By Marcus Whitman, Contributing Writer
Photo by Marcus Whitman/ The Towerlight
Towson University hosted Nobel Peace Prize winner Leymah Gbowee, an international peace activist, as she talked about ways people can generate peaceful resolutions to global issues on Saturday.
Gbowee won a Nobel Peace Prize in 2011 for her work in leading a women’s peace movement that ended the Second Liberian Civil War in 2003. She is also the founder and president of Gbowee Peace Foundation Africa, which provides educational and leadership positions to youth and women in West Africa.
Gbowee got into her field of work when she questioned her desire to be a pediatrician.
“The war was going on at that time” said Gbowee. “So I thought, ‘Do I really want to spend four years studying to become a doctor, or do I wanna do something else?’ I became very disillusioned with going to school. I saw that children were getting hurt and in need. I thought about it and decided that I wanted do social work.”
Gbowee felt then that she could do more as a social worker treating trauma victims than she could as a doctor.
She then went on to talk about how she feels that the means to achieve peace is not through militaristic actions, but that she wants people to work on recognizing others as human instead.
Gbowee said that a key to human rights is to recognize individuals as human beings and not anything less, and to convey to these individuals that have been treated as less than humans that they are individuals humans with rights.
Seeda Williams, a freshman majoring in Psychology and English who is from Liberia, was one of the students who got to see Gbowee speak.
“My advisor, Dr. Alison McCartney, had recommended that I come out tonight,” Williams said. “Since day one we have been talking about equality and social justice. So, getting to hear what Leymah had to say, about her push for social justice and equality in her work [was impactful].”
Alison McCartney, a political science professor, said she feels Gbowee coming to Towson was good for students, and mentioned that a big way for students to help others is, like Gbowee said, by helping out your communities first and sharing the knowledge learned in the classroom.
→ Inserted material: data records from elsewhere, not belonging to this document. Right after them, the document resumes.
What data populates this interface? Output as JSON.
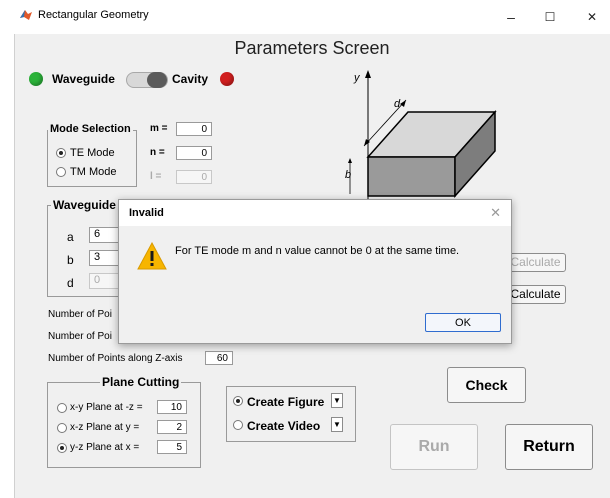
{
  "window": {
    "title": "Rectangular Geometry",
    "minimize_label": "–",
    "maximize_label": "☐",
    "close_label": "✕",
    "icon": "matlab-icon"
  },
  "screen": {
    "heading": "Parameters Screen",
    "waveguide_label": "Waveguide",
    "cavity_label": "Cavity",
    "waveguide_lamp_color": "#2cb33a",
    "cavity_lamp_color": "#d11f1f"
  },
  "mode_selection": {
    "title": "Mode Selection",
    "options": [
      "TE Mode",
      "TM Mode"
    ],
    "selected": "TE Mode",
    "m_label": "m =",
    "m_value": "0",
    "n_label": "n =",
    "n_value": "0",
    "l_label": "l =",
    "l_value": "0"
  },
  "waveguide_panel": {
    "title": "Waveguide d",
    "a_label": "a",
    "a_value": "6",
    "b_label": "b",
    "b_value": "3",
    "d_label": "d",
    "d_value": "0"
  },
  "points": {
    "x_label": "Number of Poi",
    "y_label": "Number of Poi",
    "z_label": "Number of Points along Z-axis",
    "z_value": "60"
  },
  "plane_cutting": {
    "title": "Plane Cutting",
    "options": [
      {
        "label": "x-y Plane at -z =",
        "value": "10"
      },
      {
        "label": "x-z Plane at y =",
        "value": "2"
      },
      {
        "label": "y-z Plane at x =",
        "value": "5"
      }
    ],
    "selected_index": 2
  },
  "output": {
    "create_figure": "Create Figure",
    "create_video": "Create Video",
    "selected": "Create Figure"
  },
  "buttons": {
    "calculate_disabled": "Calculate",
    "calculate": "Calculate",
    "check": "Check",
    "run": "Run",
    "return": "Return"
  },
  "diagram": {
    "y_label": "y",
    "d_label": "d",
    "b_label": "b"
  },
  "dialog": {
    "title": "Invalid",
    "close_label": "✕",
    "message": "For TE mode m and n value cannot be 0 at the same time.",
    "icon": "warning-icon",
    "ok_label": "OK"
  }
}
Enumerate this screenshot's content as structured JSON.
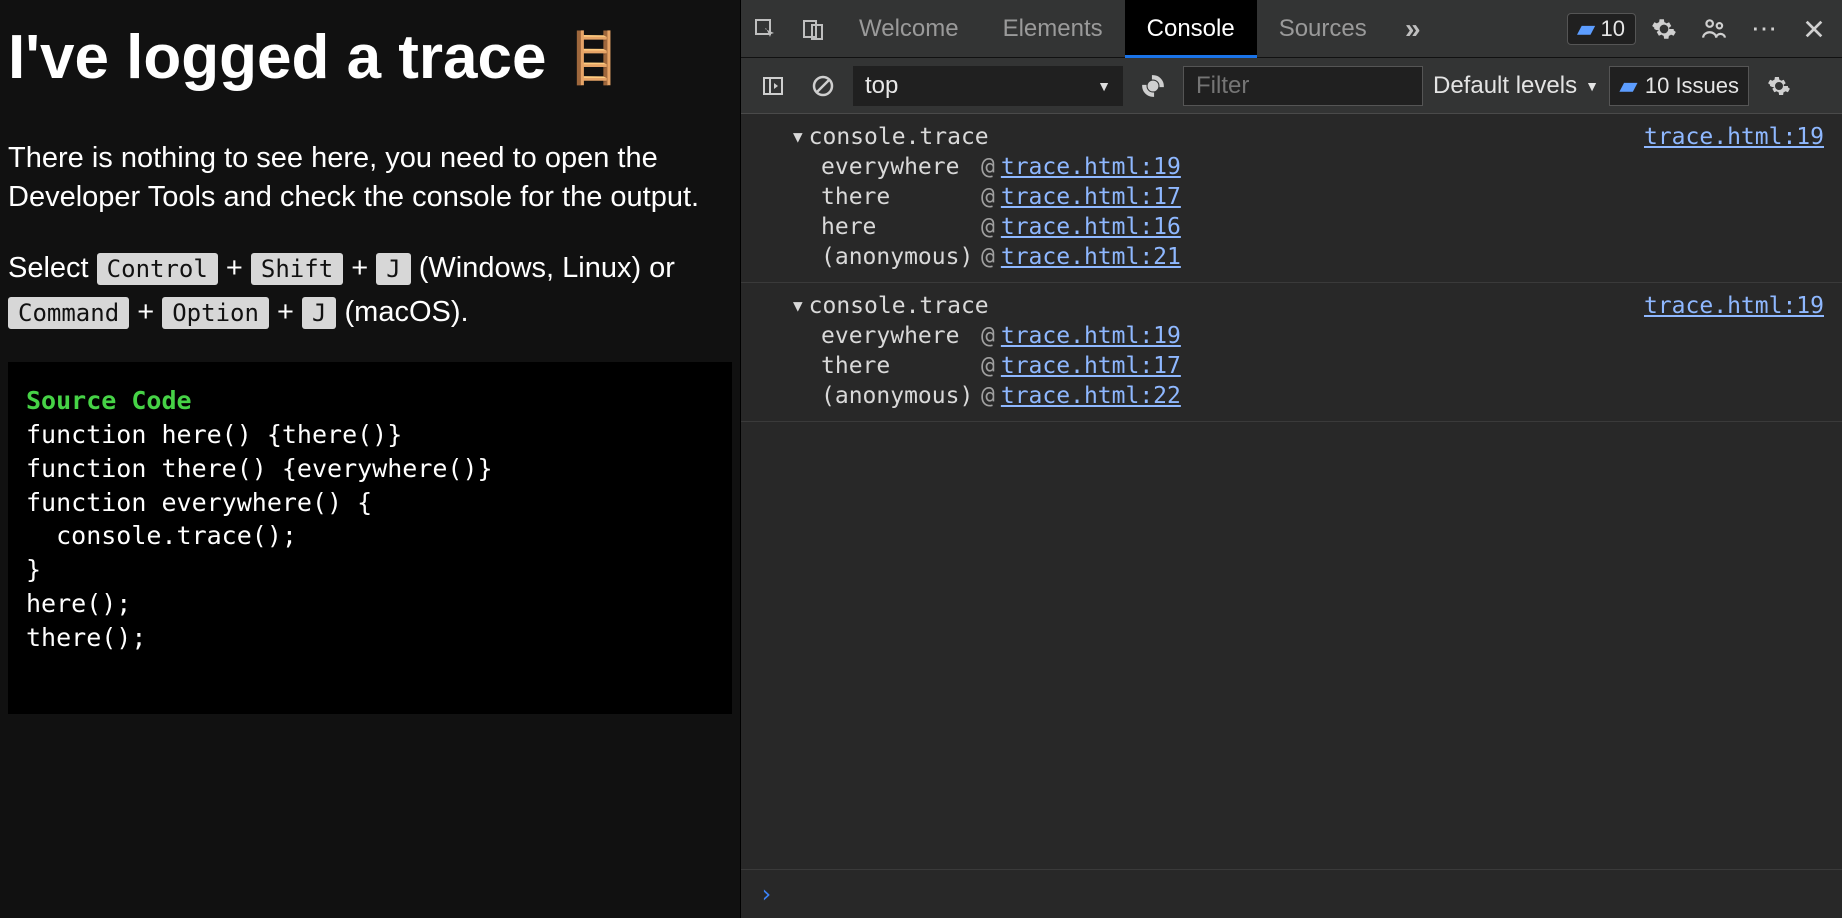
{
  "page": {
    "title": "I've logged a trace",
    "ladder_emoji": "🪜",
    "intro": "There is nothing to see here, you need to open the Developer Tools and check the console for the output.",
    "keys_prefix": "Select ",
    "k_control": "Control",
    "k_shift": "Shift",
    "k_j": "J",
    "keys_mid1": " (Windows, Linux) or ",
    "k_command": "Command",
    "k_option": "Option",
    "k_j2": "J",
    "keys_end": " (macOS).",
    "plus": " + ",
    "code_title": "Source Code",
    "code_body": "function here() {there()}\nfunction there() {everywhere()}\nfunction everywhere() {\n  console.trace();\n}\nhere();\nthere();"
  },
  "devtools": {
    "tabs": {
      "welcome": "Welcome",
      "elements": "Elements",
      "console": "Console",
      "sources": "Sources"
    },
    "msg_count": "10",
    "toolbar": {
      "context": "top",
      "filter_placeholder": "Filter",
      "levels": "Default levels",
      "issues_label": "10 Issues"
    },
    "traces": [
      {
        "header": "console.trace",
        "header_loc": "trace.html:19",
        "frames": [
          {
            "fn": "everywhere",
            "loc": "trace.html:19"
          },
          {
            "fn": "there",
            "loc": "trace.html:17"
          },
          {
            "fn": "here",
            "loc": "trace.html:16"
          },
          {
            "fn": "(anonymous)",
            "loc": "trace.html:21"
          }
        ]
      },
      {
        "header": "console.trace",
        "header_loc": "trace.html:19",
        "frames": [
          {
            "fn": "everywhere",
            "loc": "trace.html:19"
          },
          {
            "fn": "there",
            "loc": "trace.html:17"
          },
          {
            "fn": "(anonymous)",
            "loc": "trace.html:22"
          }
        ]
      }
    ],
    "prompt_glyph": "›"
  }
}
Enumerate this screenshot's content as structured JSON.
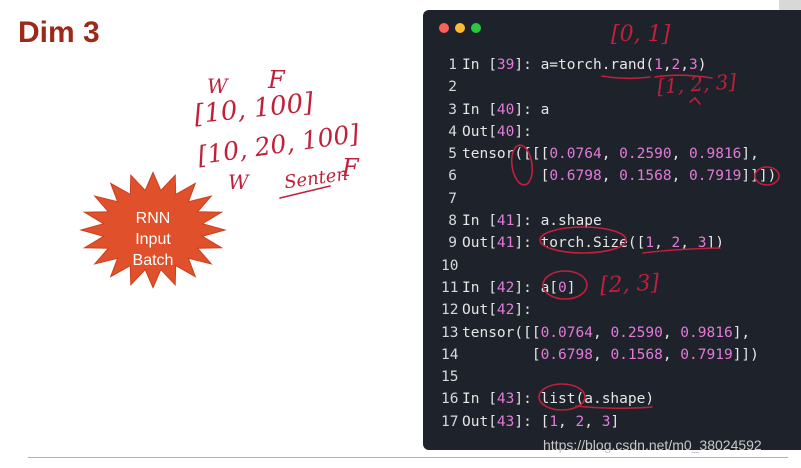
{
  "slide": {
    "title": "Dim 3",
    "starburst": {
      "line1": "RNN",
      "line2": "Input",
      "line3": "Batch",
      "color": "#e0502a"
    }
  },
  "handwriting": {
    "top_left": {
      "w": "W",
      "f": "F",
      "shape1": "[10, 100]",
      "shape2": "[10, 20, 100]",
      "w2": "W",
      "senten": "Senten",
      "f2": "F"
    },
    "code_notes": {
      "range": "[0, 1]",
      "dims": "[1, 2, 3]",
      "result": "[2, 3]"
    }
  },
  "code_window": {
    "lines": [
      {
        "n": "1",
        "text": "In [39]: a=torch.rand(1,2,3)"
      },
      {
        "n": "2",
        "text": ""
      },
      {
        "n": "3",
        "text": "In [40]: a"
      },
      {
        "n": "4",
        "text": "Out[40]:"
      },
      {
        "n": "5",
        "text": "tensor([[[0.0764, 0.2590, 0.9816],"
      },
      {
        "n": "6",
        "text": "         [0.6798, 0.1568, 0.7919]]])"
      },
      {
        "n": "7",
        "text": ""
      },
      {
        "n": "8",
        "text": "In [41]: a.shape"
      },
      {
        "n": "9",
        "text": "Out[41]: torch.Size([1, 2, 3])"
      },
      {
        "n": "10",
        "text": ""
      },
      {
        "n": "11",
        "text": "In [42]: a[0]"
      },
      {
        "n": "12",
        "text": "Out[42]:"
      },
      {
        "n": "13",
        "text": "tensor([[0.0764, 0.2590, 0.9816],"
      },
      {
        "n": "14",
        "text": "        [0.6798, 0.1568, 0.7919]])"
      },
      {
        "n": "15",
        "text": ""
      },
      {
        "n": "16",
        "text": "In [43]: list(a.shape)"
      },
      {
        "n": "17",
        "text": "Out[43]: [1, 2, 3]"
      }
    ],
    "colors": {
      "background": "#1e222b",
      "number": "#e37ad9",
      "text": "#e6e6e6"
    }
  },
  "watermark": "https://blog.csdn.net/m0_38024592"
}
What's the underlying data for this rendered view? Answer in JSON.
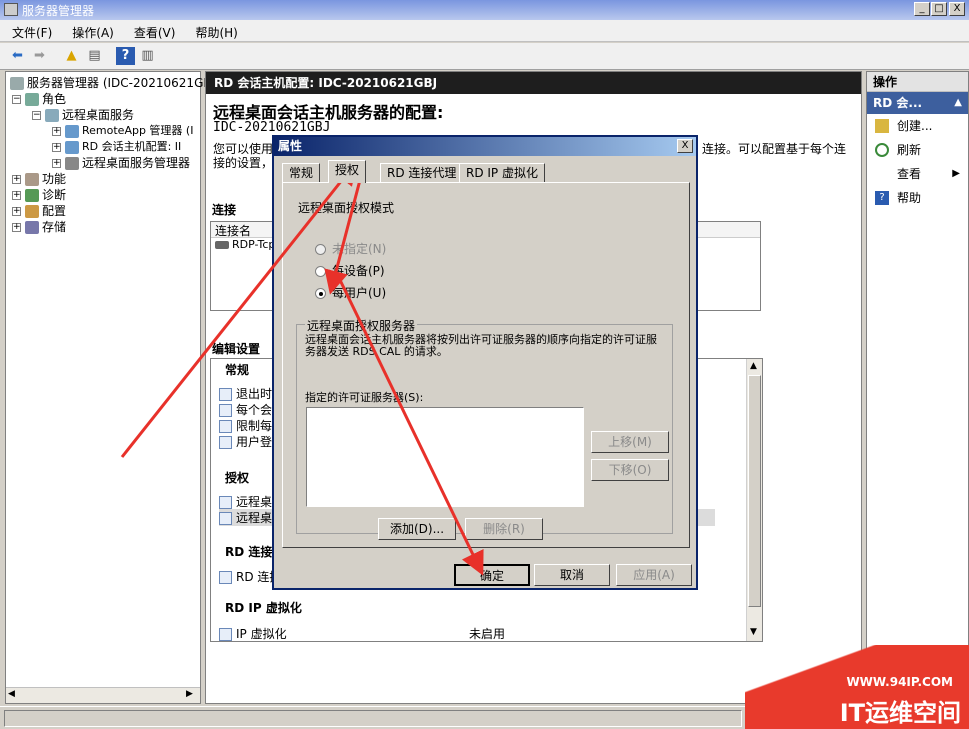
{
  "window": {
    "title": "服务器管理器",
    "btn_min": "_",
    "btn_max": "□",
    "btn_close": "X"
  },
  "menu": [
    "文件(F)",
    "操作(A)",
    "查看(V)",
    "帮助(H)"
  ],
  "tree": {
    "root": "服务器管理器 (IDC-20210621GB",
    "roles": "角色",
    "rds": "远程桌面服务",
    "remoteapp": "RemoteApp 管理器 (I",
    "rdconfig": "RD 会话主机配置: II",
    "rdsmgr": "远程桌面服务管理器",
    "features": "功能",
    "diagnostics": "诊断",
    "config": "配置",
    "storage": "存储"
  },
  "center": {
    "header": "RD 会话主机配置: IDC-20210621GBJ",
    "title": "远程桌面会话主机服务器的配置:",
    "server": "IDC-20210621GBJ",
    "desc1": "您可以使用",
    "desc1_tail": "连接。可以配置基于每个连",
    "desc2": "接的设置，",
    "connections_label": "连接",
    "conn_col": "连接名",
    "conn_row": "RDP-Tcp",
    "edit_label": "编辑设置",
    "general": "常规",
    "g_items": [
      "退出时删",
      "每个会话",
      "限制每个",
      "用户登录"
    ],
    "licensing": "授权",
    "l_items": [
      "远程桌面",
      "远程桌面"
    ],
    "rdconn": "RD 连接",
    "rdconn_item": "RD 连接",
    "ipv": "RD IP 虚拟化",
    "ipv_item": "IP 虚拟化",
    "ipv_status": "未启用"
  },
  "actions": {
    "header": "操作",
    "sub": "RD 会...",
    "items": [
      "创建...",
      "刷新",
      "查看",
      "帮助"
    ]
  },
  "dialog": {
    "title": "属性",
    "close": "X",
    "tabs": [
      "常规",
      "授权",
      "RD 连接代理",
      "RD IP 虚拟化"
    ],
    "mode_label": "远程桌面授权模式",
    "radio_unspecified": "未指定(N)",
    "radio_device": "每设备(P)",
    "radio_user": "每用户(U)",
    "group_label": "远程桌面授权服务器",
    "group_desc": "远程桌面会话主机服务器将按列出许可证服务器的顺序向指定的许可证服务器发送 RDS CAL 的请求。",
    "list_label": "指定的许可证服务器(S):",
    "btn_up": "上移(M)",
    "btn_down": "下移(O)",
    "btn_add": "添加(D)...",
    "btn_remove": "删除(R)",
    "btn_ok": "确定",
    "btn_cancel": "取消",
    "btn_apply": "应用(A)"
  },
  "watermark": {
    "url": "WWW.94IP.COM",
    "brand": "IT运维空间"
  },
  "colors": {
    "accent": "#0a246a",
    "arrow": "#e8312a",
    "header": "#1e1e1e"
  }
}
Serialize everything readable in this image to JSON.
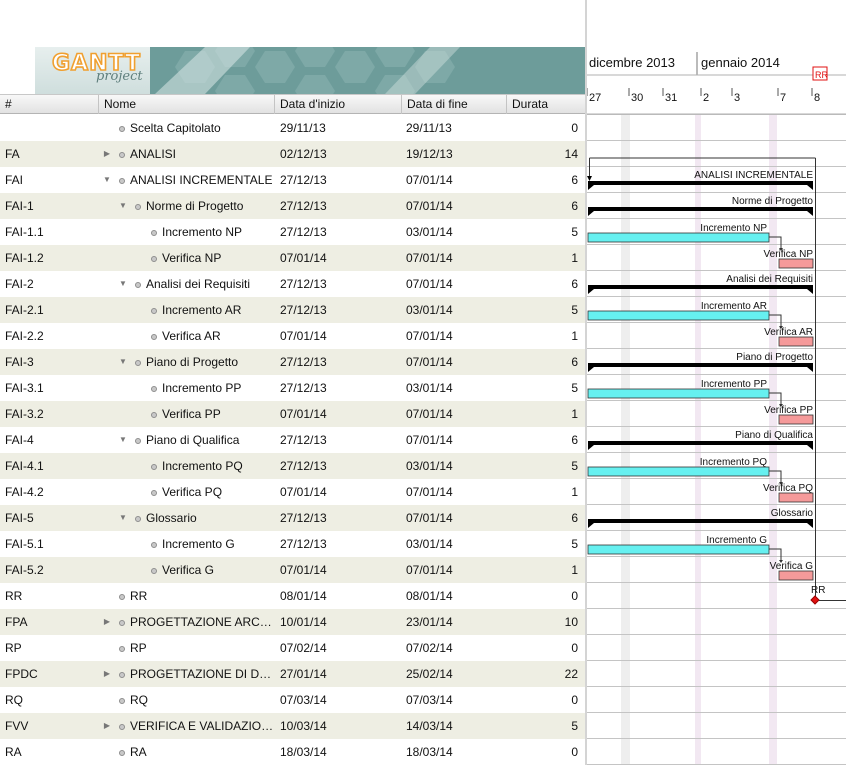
{
  "logo": {
    "brand": "GANTT",
    "product": "project"
  },
  "columns": {
    "id": "#",
    "name": "Nome",
    "start": "Data d'inizio",
    "end": "Data di fine",
    "duration": "Durata"
  },
  "tasks": [
    {
      "id": "",
      "name": "Scelta Capitolato",
      "start": "29/11/13",
      "end": "29/11/13",
      "duration": "0",
      "level": 0,
      "toggle": "none"
    },
    {
      "id": "FA",
      "name": "ANALISI",
      "start": "02/12/13",
      "end": "19/12/13",
      "duration": "14",
      "level": 0,
      "toggle": "collapsed"
    },
    {
      "id": "FAI",
      "name": "ANALISI INCREMENTALE",
      "start": "27/12/13",
      "end": "07/01/14",
      "duration": "6",
      "level": 0,
      "toggle": "expanded"
    },
    {
      "id": "FAI-1",
      "name": "Norme di Progetto",
      "start": "27/12/13",
      "end": "07/01/14",
      "duration": "6",
      "level": 1,
      "toggle": "expanded"
    },
    {
      "id": "FAI-1.1",
      "name": "Incremento NP",
      "start": "27/12/13",
      "end": "03/01/14",
      "duration": "5",
      "level": 2,
      "toggle": "none"
    },
    {
      "id": "FAI-1.2",
      "name": "Verifica NP",
      "start": "07/01/14",
      "end": "07/01/14",
      "duration": "1",
      "level": 2,
      "toggle": "none"
    },
    {
      "id": "FAI-2",
      "name": "Analisi dei Requisiti",
      "start": "27/12/13",
      "end": "07/01/14",
      "duration": "6",
      "level": 1,
      "toggle": "expanded"
    },
    {
      "id": "FAI-2.1",
      "name": "Incremento AR",
      "start": "27/12/13",
      "end": "03/01/14",
      "duration": "5",
      "level": 2,
      "toggle": "none"
    },
    {
      "id": "FAI-2.2",
      "name": "Verifica AR",
      "start": "07/01/14",
      "end": "07/01/14",
      "duration": "1",
      "level": 2,
      "toggle": "none"
    },
    {
      "id": "FAI-3",
      "name": "Piano di Progetto",
      "start": "27/12/13",
      "end": "07/01/14",
      "duration": "6",
      "level": 1,
      "toggle": "expanded"
    },
    {
      "id": "FAI-3.1",
      "name": "Incremento PP",
      "start": "27/12/13",
      "end": "03/01/14",
      "duration": "5",
      "level": 2,
      "toggle": "none"
    },
    {
      "id": "FAI-3.2",
      "name": "Verifica PP",
      "start": "07/01/14",
      "end": "07/01/14",
      "duration": "1",
      "level": 2,
      "toggle": "none"
    },
    {
      "id": "FAI-4",
      "name": "Piano di Qualifica",
      "start": "27/12/13",
      "end": "07/01/14",
      "duration": "6",
      "level": 1,
      "toggle": "expanded"
    },
    {
      "id": "FAI-4.1",
      "name": "Incremento PQ",
      "start": "27/12/13",
      "end": "03/01/14",
      "duration": "5",
      "level": 2,
      "toggle": "none"
    },
    {
      "id": "FAI-4.2",
      "name": "Verifica PQ",
      "start": "07/01/14",
      "end": "07/01/14",
      "duration": "1",
      "level": 2,
      "toggle": "none"
    },
    {
      "id": "FAI-5",
      "name": "Glossario",
      "start": "27/12/13",
      "end": "07/01/14",
      "duration": "6",
      "level": 1,
      "toggle": "expanded"
    },
    {
      "id": "FAI-5.1",
      "name": "Incremento G",
      "start": "27/12/13",
      "end": "03/01/14",
      "duration": "5",
      "level": 2,
      "toggle": "none"
    },
    {
      "id": "FAI-5.2",
      "name": "Verifica G",
      "start": "07/01/14",
      "end": "07/01/14",
      "duration": "1",
      "level": 2,
      "toggle": "none"
    },
    {
      "id": "RR",
      "name": "RR",
      "start": "08/01/14",
      "end": "08/01/14",
      "duration": "0",
      "level": 0,
      "toggle": "none"
    },
    {
      "id": "FPA",
      "name": "PROGETTAZIONE ARC…",
      "start": "10/01/14",
      "end": "23/01/14",
      "duration": "10",
      "level": 0,
      "toggle": "collapsed"
    },
    {
      "id": "RP",
      "name": "RP",
      "start": "07/02/14",
      "end": "07/02/14",
      "duration": "0",
      "level": 0,
      "toggle": "none"
    },
    {
      "id": "FPDC",
      "name": "PROGETTAZIONE DI D…",
      "start": "27/01/14",
      "end": "25/02/14",
      "duration": "22",
      "level": 0,
      "toggle": "collapsed"
    },
    {
      "id": "RQ",
      "name": "RQ",
      "start": "07/03/14",
      "end": "07/03/14",
      "duration": "0",
      "level": 0,
      "toggle": "none"
    },
    {
      "id": "FVV",
      "name": "VERIFICA E VALIDAZIO…",
      "start": "10/03/14",
      "end": "14/03/14",
      "duration": "5",
      "level": 0,
      "toggle": "collapsed"
    },
    {
      "id": "RA",
      "name": "RA",
      "start": "18/03/14",
      "end": "18/03/14",
      "duration": "0",
      "level": 0,
      "toggle": "none"
    }
  ],
  "timeline": {
    "months": [
      "dicembre 2013",
      "gennaio 2014"
    ],
    "days": [
      "27",
      "30",
      "31",
      "2",
      "3",
      "7",
      "8"
    ],
    "milestone_flag": "RR"
  },
  "gantt_bars": [
    {
      "row": 2,
      "type": "summary",
      "label": "ANALISI INCREMENTALE"
    },
    {
      "row": 3,
      "type": "summary",
      "label": "Norme di Progetto"
    },
    {
      "row": 4,
      "type": "task",
      "label": "Incremento NP"
    },
    {
      "row": 5,
      "type": "verify",
      "label": "Verifica NP"
    },
    {
      "row": 6,
      "type": "summary",
      "label": "Analisi dei Requisiti"
    },
    {
      "row": 7,
      "type": "task",
      "label": "Incremento AR"
    },
    {
      "row": 8,
      "type": "verify",
      "label": "Verifica AR"
    },
    {
      "row": 9,
      "type": "summary",
      "label": "Piano di Progetto"
    },
    {
      "row": 10,
      "type": "task",
      "label": "Incremento PP"
    },
    {
      "row": 11,
      "type": "verify",
      "label": "Verifica PP"
    },
    {
      "row": 12,
      "type": "summary",
      "label": "Piano di Qualifica"
    },
    {
      "row": 13,
      "type": "task",
      "label": "Incremento PQ"
    },
    {
      "row": 14,
      "type": "verify",
      "label": "Verifica PQ"
    },
    {
      "row": 15,
      "type": "summary",
      "label": "Glossario"
    },
    {
      "row": 16,
      "type": "task",
      "label": "Incremento G"
    },
    {
      "row": 17,
      "type": "verify",
      "label": "Verifica G"
    },
    {
      "row": 18,
      "type": "milestone",
      "label": "RR"
    }
  ],
  "colors": {
    "row_alt": "#eeeee3",
    "task_fill": "#66f0f0",
    "verify_fill": "#f59a9a",
    "summary_fill": "#000000",
    "milestone": "#e01010",
    "weekend": "#eeeeee",
    "logo_bg": "#6d9c9a"
  }
}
“I think this event provided a unique experience for students to have meaningful contact, and [to] have [connected] with someone who is achieving her goals, and achieving them at an international level,” McCartney said.